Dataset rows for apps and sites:
BEGIN

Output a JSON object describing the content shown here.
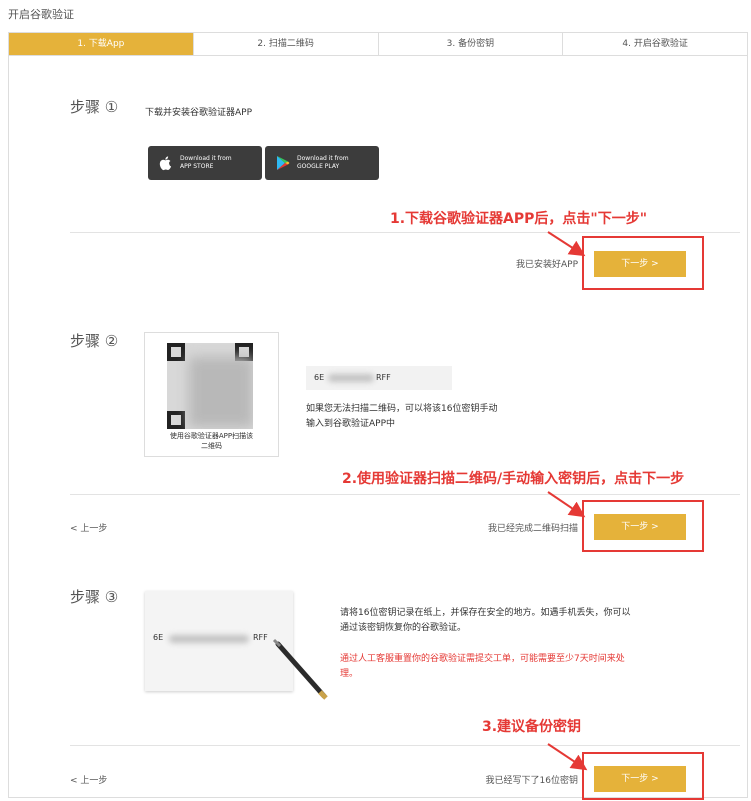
{
  "page_title": "开启谷歌验证",
  "tabs": [
    "1. 下载App",
    "2. 扫描二维码",
    "3. 备份密钥",
    "4. 开启谷歌验证"
  ],
  "step1": {
    "label": "步骤 ①",
    "text": "下载并安装谷歌验证器APP",
    "appstore_text": "Download it from\nAPP STORE",
    "googleplay_text": "Download it from\nGOOGLE PLAY",
    "status": "我已安装好APP",
    "next": "下一步 >"
  },
  "step2": {
    "label": "步骤 ②",
    "qr_caption": "使用谷歌验证器APP扫描该\n二维码",
    "key_prefix": "6E",
    "key_suffix": "RFF",
    "hint": "如果您无法扫描二维码，可以将该16位密钥手动\n输入到谷歌验证APP中",
    "prev": "< 上一步",
    "status": "我已经完成二维码扫描",
    "next": "下一步 >"
  },
  "step3": {
    "label": "步骤 ③",
    "key_prefix": "6E",
    "key_suffix": "RFF",
    "text": "请将16位密钥记录在纸上，并保存在安全的地方。如遇手机丢失，你可以\n通过该密钥恢复你的谷歌验证。",
    "warning": "通过人工客服重置你的谷歌验证需提交工单，可能需要至少7天时间来处\n理。",
    "prev": "< 上一步",
    "status": "我已经写下了16位密钥",
    "next": "下一步 >"
  },
  "annotations": [
    "1.下载谷歌验证器APP后，点击\"下一步\"",
    "2.使用验证器扫描二维码/手动输入密钥后，点击下一步",
    "3.建议备份密钥"
  ],
  "colors": {
    "accent": "#E5B23A",
    "annotation": "#E53935"
  }
}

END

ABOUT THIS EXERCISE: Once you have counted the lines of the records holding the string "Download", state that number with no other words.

ANSWER TO THE PROBLEM: 2